- _Problem description_:
Look through the lines of the material and count those containing "Query". Give that count alone.

- _Exercise data_:
╭──

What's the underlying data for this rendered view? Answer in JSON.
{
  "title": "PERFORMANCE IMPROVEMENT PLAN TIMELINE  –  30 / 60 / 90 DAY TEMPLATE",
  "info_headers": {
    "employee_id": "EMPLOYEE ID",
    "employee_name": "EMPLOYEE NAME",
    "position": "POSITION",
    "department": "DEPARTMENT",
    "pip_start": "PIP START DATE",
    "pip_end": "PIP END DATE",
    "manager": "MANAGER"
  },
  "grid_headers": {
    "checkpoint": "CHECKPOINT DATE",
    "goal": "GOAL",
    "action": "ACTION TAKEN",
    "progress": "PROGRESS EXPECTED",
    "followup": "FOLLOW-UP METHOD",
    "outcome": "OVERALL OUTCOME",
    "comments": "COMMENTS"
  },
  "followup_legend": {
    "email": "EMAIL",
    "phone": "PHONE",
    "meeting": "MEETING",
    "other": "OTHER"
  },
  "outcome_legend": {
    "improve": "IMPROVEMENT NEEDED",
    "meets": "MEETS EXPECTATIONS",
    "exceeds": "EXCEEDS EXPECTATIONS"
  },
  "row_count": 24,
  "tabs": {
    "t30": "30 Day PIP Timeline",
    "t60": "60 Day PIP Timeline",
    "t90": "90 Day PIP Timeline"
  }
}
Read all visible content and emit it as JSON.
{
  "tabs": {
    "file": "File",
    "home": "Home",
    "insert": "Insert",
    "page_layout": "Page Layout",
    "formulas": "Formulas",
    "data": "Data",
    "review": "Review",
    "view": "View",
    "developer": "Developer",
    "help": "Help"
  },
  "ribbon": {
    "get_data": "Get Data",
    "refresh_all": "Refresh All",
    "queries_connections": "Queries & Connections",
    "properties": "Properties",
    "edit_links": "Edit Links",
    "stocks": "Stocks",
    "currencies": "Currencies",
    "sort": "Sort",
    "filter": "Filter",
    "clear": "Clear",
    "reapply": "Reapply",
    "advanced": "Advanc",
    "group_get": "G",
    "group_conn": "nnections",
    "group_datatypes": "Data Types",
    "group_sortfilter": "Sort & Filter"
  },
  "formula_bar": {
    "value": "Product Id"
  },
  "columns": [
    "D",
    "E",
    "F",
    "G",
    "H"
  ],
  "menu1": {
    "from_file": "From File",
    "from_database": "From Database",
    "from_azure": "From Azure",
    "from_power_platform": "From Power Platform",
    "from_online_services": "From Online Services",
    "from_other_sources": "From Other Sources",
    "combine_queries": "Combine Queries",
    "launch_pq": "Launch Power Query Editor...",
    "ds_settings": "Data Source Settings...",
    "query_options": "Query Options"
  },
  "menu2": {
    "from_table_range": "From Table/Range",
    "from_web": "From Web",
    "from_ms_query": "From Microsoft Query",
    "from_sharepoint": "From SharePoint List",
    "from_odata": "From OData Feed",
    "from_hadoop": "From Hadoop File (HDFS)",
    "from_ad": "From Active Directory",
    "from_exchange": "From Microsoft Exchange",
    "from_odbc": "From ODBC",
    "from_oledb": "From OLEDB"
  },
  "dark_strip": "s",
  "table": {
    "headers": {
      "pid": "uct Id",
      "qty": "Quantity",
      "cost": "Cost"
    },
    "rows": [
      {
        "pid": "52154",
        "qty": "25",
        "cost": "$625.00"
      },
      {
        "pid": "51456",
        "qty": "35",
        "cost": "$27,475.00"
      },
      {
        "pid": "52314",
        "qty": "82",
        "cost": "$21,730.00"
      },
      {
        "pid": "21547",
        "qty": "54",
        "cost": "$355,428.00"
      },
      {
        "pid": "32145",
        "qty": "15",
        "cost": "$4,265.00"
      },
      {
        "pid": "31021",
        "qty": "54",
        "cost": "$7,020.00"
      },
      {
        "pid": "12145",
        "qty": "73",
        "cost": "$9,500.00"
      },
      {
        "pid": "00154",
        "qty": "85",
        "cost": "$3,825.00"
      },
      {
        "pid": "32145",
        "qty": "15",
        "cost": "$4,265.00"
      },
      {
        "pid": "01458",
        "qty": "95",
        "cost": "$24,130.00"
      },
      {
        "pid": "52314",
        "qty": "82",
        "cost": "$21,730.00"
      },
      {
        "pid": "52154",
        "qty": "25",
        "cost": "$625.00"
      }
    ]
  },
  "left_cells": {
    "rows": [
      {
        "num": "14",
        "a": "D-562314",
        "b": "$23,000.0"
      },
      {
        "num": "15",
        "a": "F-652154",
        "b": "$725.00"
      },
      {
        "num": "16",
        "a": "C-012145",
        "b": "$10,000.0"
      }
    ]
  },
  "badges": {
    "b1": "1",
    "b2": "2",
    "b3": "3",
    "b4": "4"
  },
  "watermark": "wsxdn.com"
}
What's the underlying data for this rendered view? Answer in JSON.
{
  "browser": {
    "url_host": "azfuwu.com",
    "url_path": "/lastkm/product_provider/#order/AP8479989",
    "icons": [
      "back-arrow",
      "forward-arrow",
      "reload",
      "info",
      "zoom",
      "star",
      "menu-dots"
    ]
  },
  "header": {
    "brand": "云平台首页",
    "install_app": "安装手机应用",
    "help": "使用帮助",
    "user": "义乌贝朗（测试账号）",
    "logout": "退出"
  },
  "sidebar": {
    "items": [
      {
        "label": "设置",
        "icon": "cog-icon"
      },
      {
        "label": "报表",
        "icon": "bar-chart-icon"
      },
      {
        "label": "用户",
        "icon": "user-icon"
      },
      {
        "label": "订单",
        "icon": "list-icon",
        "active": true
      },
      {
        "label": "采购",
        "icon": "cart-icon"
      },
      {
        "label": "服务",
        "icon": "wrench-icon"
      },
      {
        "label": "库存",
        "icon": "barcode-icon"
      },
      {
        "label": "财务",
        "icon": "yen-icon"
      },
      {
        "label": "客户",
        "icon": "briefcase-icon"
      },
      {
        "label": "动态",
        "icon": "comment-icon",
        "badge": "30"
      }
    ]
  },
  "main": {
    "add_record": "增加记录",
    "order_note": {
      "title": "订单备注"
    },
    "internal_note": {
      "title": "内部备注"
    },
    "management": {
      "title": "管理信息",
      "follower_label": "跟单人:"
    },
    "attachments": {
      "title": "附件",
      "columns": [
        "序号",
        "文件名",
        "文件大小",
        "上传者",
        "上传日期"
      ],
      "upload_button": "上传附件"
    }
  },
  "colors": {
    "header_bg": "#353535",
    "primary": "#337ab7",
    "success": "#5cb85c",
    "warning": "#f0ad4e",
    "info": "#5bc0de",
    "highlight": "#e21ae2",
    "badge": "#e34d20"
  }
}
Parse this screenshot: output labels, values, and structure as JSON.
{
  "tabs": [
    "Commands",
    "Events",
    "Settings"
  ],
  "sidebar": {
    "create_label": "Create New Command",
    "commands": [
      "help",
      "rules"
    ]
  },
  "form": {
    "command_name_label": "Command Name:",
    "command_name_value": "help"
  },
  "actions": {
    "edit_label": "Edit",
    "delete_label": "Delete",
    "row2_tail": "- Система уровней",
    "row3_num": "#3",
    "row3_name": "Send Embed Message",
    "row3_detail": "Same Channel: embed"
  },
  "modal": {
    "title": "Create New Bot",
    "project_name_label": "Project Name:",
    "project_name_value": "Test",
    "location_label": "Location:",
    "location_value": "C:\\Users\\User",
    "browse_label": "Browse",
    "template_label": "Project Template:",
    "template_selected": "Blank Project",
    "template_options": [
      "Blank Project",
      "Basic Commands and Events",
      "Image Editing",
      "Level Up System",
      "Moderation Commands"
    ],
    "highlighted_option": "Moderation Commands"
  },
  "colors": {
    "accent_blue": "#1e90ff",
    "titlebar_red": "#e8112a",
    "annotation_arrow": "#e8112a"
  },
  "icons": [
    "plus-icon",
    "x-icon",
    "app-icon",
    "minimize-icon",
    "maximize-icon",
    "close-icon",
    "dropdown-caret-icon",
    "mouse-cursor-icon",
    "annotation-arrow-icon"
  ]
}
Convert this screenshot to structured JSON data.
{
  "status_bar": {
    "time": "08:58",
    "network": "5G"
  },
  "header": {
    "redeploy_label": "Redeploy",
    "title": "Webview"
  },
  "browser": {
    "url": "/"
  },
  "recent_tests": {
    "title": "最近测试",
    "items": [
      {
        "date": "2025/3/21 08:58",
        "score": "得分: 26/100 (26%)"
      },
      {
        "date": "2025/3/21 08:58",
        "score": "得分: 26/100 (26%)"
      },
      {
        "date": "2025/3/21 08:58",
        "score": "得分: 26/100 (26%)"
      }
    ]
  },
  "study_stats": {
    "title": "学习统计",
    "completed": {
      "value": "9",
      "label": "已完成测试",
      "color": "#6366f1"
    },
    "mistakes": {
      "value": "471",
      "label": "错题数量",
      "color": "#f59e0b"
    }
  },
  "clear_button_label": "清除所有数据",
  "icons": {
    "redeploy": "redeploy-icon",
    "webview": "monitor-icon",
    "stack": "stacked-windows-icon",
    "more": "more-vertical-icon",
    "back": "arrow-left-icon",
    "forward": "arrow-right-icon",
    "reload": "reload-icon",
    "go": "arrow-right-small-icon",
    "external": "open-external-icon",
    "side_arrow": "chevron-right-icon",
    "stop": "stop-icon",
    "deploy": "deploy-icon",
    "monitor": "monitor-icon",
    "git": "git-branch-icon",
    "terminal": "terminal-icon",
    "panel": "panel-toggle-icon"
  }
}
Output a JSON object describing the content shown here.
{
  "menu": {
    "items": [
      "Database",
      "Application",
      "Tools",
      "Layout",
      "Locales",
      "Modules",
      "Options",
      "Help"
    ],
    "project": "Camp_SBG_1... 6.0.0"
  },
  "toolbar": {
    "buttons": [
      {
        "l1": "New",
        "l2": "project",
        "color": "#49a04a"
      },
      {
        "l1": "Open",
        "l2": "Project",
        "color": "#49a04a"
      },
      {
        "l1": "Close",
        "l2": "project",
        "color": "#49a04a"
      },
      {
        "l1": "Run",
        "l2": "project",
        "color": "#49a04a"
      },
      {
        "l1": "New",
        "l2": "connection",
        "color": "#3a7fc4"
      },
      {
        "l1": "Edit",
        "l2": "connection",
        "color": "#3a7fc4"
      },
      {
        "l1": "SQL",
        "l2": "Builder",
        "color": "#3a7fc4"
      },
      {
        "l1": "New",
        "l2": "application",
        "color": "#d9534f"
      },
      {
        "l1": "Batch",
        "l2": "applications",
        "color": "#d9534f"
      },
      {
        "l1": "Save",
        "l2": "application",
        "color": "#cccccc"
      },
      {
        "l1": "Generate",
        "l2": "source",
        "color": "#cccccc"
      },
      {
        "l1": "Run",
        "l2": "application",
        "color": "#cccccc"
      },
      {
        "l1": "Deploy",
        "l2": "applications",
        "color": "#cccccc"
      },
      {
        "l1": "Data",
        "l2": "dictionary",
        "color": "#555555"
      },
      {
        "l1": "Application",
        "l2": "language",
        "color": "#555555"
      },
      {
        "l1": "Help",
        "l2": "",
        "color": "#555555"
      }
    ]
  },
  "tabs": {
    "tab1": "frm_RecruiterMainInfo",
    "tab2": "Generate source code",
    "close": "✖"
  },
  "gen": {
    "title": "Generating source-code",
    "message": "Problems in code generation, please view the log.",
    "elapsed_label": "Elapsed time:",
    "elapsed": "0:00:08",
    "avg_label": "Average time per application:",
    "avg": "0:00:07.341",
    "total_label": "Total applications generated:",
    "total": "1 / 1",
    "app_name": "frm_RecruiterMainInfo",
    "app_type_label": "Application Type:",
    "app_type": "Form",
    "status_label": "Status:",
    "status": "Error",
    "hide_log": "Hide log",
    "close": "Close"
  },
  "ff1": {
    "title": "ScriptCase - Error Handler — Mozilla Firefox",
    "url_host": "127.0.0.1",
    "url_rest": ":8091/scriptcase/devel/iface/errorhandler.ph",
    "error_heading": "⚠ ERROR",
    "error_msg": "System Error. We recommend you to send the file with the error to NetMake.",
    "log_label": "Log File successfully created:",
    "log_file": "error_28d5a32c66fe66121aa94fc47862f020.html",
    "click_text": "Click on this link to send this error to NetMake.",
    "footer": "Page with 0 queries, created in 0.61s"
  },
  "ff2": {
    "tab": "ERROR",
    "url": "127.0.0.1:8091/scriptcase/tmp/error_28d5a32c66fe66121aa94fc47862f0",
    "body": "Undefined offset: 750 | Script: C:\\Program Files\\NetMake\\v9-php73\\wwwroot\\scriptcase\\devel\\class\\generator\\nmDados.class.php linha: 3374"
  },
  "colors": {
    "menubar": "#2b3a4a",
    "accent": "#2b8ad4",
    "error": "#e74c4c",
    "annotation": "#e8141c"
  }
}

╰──

- _Result for this exercise_:
3